Task goal: Write down each of the records again, exactly and in full.

Material supplied:
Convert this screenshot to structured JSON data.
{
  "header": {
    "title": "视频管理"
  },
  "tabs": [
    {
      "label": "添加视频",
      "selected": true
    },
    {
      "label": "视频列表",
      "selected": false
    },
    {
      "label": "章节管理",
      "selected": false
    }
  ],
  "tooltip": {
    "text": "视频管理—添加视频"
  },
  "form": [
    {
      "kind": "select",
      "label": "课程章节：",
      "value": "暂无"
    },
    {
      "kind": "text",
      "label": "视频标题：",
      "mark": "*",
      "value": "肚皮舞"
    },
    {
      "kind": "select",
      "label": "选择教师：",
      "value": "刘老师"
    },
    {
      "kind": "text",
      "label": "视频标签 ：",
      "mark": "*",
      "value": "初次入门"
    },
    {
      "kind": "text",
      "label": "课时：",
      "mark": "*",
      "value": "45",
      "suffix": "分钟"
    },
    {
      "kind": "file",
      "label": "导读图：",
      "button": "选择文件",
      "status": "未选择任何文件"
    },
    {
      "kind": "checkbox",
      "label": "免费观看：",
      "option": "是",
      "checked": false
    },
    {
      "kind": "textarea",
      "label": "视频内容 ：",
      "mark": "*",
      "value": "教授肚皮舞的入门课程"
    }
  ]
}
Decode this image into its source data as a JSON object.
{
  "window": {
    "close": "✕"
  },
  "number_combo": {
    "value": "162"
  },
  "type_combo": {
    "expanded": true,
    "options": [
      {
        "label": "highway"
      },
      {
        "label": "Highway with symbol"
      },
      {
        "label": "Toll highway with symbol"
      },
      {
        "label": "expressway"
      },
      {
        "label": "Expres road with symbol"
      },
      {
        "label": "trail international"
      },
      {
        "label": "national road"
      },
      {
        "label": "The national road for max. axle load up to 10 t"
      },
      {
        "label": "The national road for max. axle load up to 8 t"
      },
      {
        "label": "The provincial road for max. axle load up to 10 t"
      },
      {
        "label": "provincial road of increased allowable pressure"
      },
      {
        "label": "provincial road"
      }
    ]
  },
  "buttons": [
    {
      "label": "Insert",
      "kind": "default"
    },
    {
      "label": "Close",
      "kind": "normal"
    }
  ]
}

Problem solution:
Convert this screenshot to structured JSON data.
{
  "header": {
    "title": "视频管理"
  },
  "tabs": [
    {
      "label": "添加视频",
      "selected": true
    },
    {
      "label": "视频列表",
      "selected": false
    },
    {
      "label": "章节管理",
      "selected": false
    }
  ],
  "tooltip": {
    "text": "视频管理—添加视频"
  },
  "form": [
    {
      "kind": "select",
      "label": "课程章节：",
      "value": "暂无"
    },
    {
      "kind": "text",
      "label": "视频标题：",
      "mark": "*",
      "value": "肚皮舞"
    },
    {
      "kind": "select",
      "label": "选择教师：",
      "value": "刘老师"
    },
    {
      "kind": "text",
      "label": "视频标签 ：",
      "mark": "*",
      "value": "初次入门"
    },
    {
      "kind": "text",
      "label": "课时：",
      "mark": "*",
      "value": "45",
      "suffix": "分钟"
    },
    {
      "kind": "file",
      "label": "导读图：",
      "button": "选择文件",
      "status": "未选择任何文件"
    },
    {
      "kind": "checkbox",
      "label": "免费观看：",
      "option": "是",
      "checked": false
    },
    {
      "kind": "textarea",
      "label": "视频内容 ：",
      "mark": "*",
      "value": "教授肚皮舞的入门课程"
    }
  ]
}
Decode this image into its source data as a JSON object.
{
  "window": {
    "close": "✕"
  },
  "number_combo": {
    "value": "162"
  },
  "type_combo": {
    "expanded": true,
    "options": [
      {
        "label": "highway"
      },
      {
        "label": "Highway with symbol"
      },
      {
        "label": "Toll highway with symbol"
      },
      {
        "label": "expressway"
      },
      {
        "label": "Expres road with symbol"
      },
      {
        "label": "trail international"
      },
      {
        "label": "national road"
      },
      {
        "label": "The national road for max. axle load up to 10 t"
      },
      {
        "label": "The national road for max. axle load up to 8 t"
      },
      {
        "label": "The provincial road for max. axle load up to 10 t"
      },
      {
        "label": "provincial road of increased allowable pressure"
      },
      {
        "label": "provincial road"
      }
    ]
  },
  "buttons": [
    {
      "label": "Insert",
      "kind": "default"
    },
    {
      "label": "Close",
      "kind": "normal"
    }
  ]
}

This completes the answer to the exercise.